Farm Progress is part of the Informa Markets Division of Informa PLC

This site is operated by a business or businesses owned by Informa PLC and all copyright resides with them. Informa PLC's registered office is 5 Howick Place, London SW1P 1WG. Registered in England and Wales. Number 8860726.

Serving: East
Corn+Soybean Digest

Thiesse's Thoughts


The USDA Crop Report released on September 12 increased the estimated U.S. corn production by 289 million bushels from the August 1 estimate. The expected total production level in 2005 is now projected at 10.639 billion bushels, with a national average corn yield of 143.2 bushels per acre. This may seem surprising, given the drought conditions that have existed in much of Illinois and parts of Indiana, Missouri, and Michigan for much of the summer. Minnesota’s average corn yield on September 1, 2005, is projected at 157 bushels per acre, which is two bushels per acre lower than the final 2004 corn yield of 159 bushels per acre, but is up two bushels per acre from the from estimated yield of 155 bushels per acre on August 1, 2005. Some feel that the 2005 USDA corn production estimates for 2005 are “over-estimated”, given crop growing condition problems and storm damage in certain areas of Minnesota during the current year. The estimated 2005 corn yields in some other States of note include: Iowa – 169 bushels per acre, Illinois – 136 bushels per acre, Indiana – 149 bushels per acre, Nebraska – 160 bushels per acre and Missouri – 103 bushels per acre. The 2005 USDA estimated corn yield for Illinois of 136 bushels per acre is 24 percent lower than the 2004 record average corn yield of 180 bushels per acre.

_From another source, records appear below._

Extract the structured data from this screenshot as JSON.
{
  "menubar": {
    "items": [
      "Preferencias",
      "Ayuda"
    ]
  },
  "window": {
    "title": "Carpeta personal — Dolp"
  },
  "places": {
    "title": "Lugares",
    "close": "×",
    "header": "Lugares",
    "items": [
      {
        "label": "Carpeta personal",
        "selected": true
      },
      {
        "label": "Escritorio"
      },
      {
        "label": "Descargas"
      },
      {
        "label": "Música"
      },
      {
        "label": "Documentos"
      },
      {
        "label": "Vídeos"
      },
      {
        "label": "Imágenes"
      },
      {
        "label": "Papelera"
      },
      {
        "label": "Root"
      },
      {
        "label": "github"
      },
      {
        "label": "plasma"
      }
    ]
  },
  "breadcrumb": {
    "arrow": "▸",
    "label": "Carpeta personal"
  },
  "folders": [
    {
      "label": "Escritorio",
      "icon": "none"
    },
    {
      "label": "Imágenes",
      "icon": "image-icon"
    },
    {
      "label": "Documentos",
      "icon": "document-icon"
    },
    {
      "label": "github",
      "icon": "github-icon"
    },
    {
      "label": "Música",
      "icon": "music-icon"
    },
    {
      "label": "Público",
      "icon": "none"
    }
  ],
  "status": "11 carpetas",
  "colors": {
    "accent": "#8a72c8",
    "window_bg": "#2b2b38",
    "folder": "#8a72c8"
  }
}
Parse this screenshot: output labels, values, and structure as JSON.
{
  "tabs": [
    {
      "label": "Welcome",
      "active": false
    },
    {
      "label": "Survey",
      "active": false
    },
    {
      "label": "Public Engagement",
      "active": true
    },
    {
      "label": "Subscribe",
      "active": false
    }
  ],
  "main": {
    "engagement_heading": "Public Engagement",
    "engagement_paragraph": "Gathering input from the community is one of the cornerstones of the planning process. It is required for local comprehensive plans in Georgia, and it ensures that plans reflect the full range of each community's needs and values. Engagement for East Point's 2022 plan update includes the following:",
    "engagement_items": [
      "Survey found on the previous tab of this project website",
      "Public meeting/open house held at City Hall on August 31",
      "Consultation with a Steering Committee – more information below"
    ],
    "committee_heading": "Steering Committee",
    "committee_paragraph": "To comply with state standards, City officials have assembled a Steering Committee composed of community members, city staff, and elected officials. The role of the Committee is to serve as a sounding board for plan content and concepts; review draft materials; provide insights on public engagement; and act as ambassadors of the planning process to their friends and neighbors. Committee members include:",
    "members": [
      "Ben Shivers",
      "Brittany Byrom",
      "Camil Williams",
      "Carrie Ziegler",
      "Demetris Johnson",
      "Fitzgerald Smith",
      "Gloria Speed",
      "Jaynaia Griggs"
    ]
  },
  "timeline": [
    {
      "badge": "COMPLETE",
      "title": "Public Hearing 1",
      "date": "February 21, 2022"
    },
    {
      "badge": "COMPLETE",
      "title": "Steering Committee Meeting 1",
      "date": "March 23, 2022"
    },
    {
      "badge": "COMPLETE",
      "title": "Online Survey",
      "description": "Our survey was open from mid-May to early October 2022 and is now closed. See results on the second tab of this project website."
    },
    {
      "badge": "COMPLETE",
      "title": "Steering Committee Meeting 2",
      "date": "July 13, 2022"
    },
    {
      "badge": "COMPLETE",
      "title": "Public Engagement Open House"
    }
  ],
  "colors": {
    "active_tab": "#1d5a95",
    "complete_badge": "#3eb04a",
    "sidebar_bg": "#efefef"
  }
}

Interestingly, the USDA Crop Report in September, 2004, projected a national average yield of 149.4 bushels per acre, and a total U.S. corn production of 10.96 billion bushels for 2004. The final actual USDA corn production figures for 2004 were a record total production of 11.8 billion bushels, with a national average yield of 160.4 bushels per acre, which represented more than a 7 percent increase over the September, 2004, USDA Crop Production estimate. Given the drought in parts of the Midwest, that type of production increase from the September 1st USDA estimates to the final production figures for the 2005 corn crop are not likely.

The estimated 2005 U.S. soybean production on September 1, 2005, according to the USDA Crop Report, was 2.856 billion bushels. This projection was 65 million bushels higher than the August 1, 2005 estimate, and was nearly the same as the USDA estimate of 2.83 billion bushels for the 2004 soybean crop on September 1, 2004. The final USDA total soybean production for 2004 was 3.14 billion bushels, with an average national yield of 42.5 bushels per acre. The projected national average soybean yield for 2005 is 39.6 bushels per acre. Minnesota’s projected average soybean yield for 2005 is 41 bushels per acre, which is 22 percent higher than the final soybean yield of 33.5 bushels per acre for Minnesota in 2004. The estimated 2005 soybean yields in some other Midwestern States include: Iowa – 45 bushels per acre, Illinois – 41 bushels per acre, Indiana – 45 bushels per acre, Nebraska – 44 bushels per acre and Missouri – 33 bushels per acre.

The corn and soybean futures prices on the Chicago Board of Trade (CBOT) were down sharply in the opening market quotes on Monday, September 12, in reaction to the “better-than-expected” September USDA Crop Report. 2005 new crop corn futures prices were down approximately 7 cents per bushel and soybean prices about 10 cents per bushel. The basis level for local cash corn prices in most of Southern Minnesota remains extremely wide at 50-60 cents per bushel, compared to the CBOT futures prices. This creates some serious grain marketing challenges for corn producers trying to market the remainder of their 2004 corn inventory, and in trying to set a price on their 2005 corn crop.

Editors note: Kent Thiesse is a former University of Minnesota Extension educator and now is Vice President of MinnStar Bank, Lake Crystal, MN. You can contact him at 507-726-2137 or via e-mail at [email protected].

Hide comments


  • Allowed HTML tags: <em> <strong> <blockquote> <br> <p>

Plain text

  • No HTML tags allowed.
  • Web page addresses and e-mail addresses turn into links automatically.
  • Lines and paragraphs break automatically.